▸ **EXERCISE PROMPT**
Please copy each line from the entries that contains the string "structure".

▸ **DATA FOR THIS TASK**
◇ ◇ ◇ ◇ ◇

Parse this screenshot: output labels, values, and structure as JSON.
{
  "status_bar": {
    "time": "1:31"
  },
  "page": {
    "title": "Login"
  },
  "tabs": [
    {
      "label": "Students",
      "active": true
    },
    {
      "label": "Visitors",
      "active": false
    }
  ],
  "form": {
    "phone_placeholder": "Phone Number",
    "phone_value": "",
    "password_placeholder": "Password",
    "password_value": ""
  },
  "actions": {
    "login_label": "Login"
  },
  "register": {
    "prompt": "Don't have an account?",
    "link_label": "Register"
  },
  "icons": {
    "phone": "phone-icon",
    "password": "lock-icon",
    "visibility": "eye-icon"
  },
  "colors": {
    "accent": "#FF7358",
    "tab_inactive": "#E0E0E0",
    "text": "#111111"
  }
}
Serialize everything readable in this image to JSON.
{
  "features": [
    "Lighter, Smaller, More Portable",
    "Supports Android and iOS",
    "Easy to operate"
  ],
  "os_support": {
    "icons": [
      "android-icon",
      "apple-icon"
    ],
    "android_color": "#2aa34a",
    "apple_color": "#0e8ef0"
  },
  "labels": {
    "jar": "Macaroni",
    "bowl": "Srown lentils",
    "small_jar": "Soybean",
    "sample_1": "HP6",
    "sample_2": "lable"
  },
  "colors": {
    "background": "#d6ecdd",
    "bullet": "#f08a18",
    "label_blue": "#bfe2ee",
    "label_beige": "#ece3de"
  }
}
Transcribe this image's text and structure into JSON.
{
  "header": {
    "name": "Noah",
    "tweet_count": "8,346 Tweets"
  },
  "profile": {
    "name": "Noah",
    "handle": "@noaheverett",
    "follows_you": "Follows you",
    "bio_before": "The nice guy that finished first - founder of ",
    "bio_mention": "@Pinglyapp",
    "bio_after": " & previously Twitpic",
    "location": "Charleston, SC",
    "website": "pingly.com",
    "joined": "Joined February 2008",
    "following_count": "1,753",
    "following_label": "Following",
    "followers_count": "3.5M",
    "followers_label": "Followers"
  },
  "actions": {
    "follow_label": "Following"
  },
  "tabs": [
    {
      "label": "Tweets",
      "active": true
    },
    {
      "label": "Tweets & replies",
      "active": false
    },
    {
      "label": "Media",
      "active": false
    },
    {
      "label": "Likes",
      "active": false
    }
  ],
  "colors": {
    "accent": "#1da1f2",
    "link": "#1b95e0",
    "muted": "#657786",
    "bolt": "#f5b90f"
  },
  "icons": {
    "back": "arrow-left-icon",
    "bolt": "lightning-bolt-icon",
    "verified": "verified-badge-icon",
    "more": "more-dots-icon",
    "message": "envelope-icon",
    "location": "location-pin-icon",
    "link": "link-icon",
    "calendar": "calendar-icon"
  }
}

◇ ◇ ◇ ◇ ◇

▸ **SOLUTION FOR THIS EXERCISE**
Parse this screenshot: output labels, values, and structure as JSON.
Transcribe this image's text and structure into JSON.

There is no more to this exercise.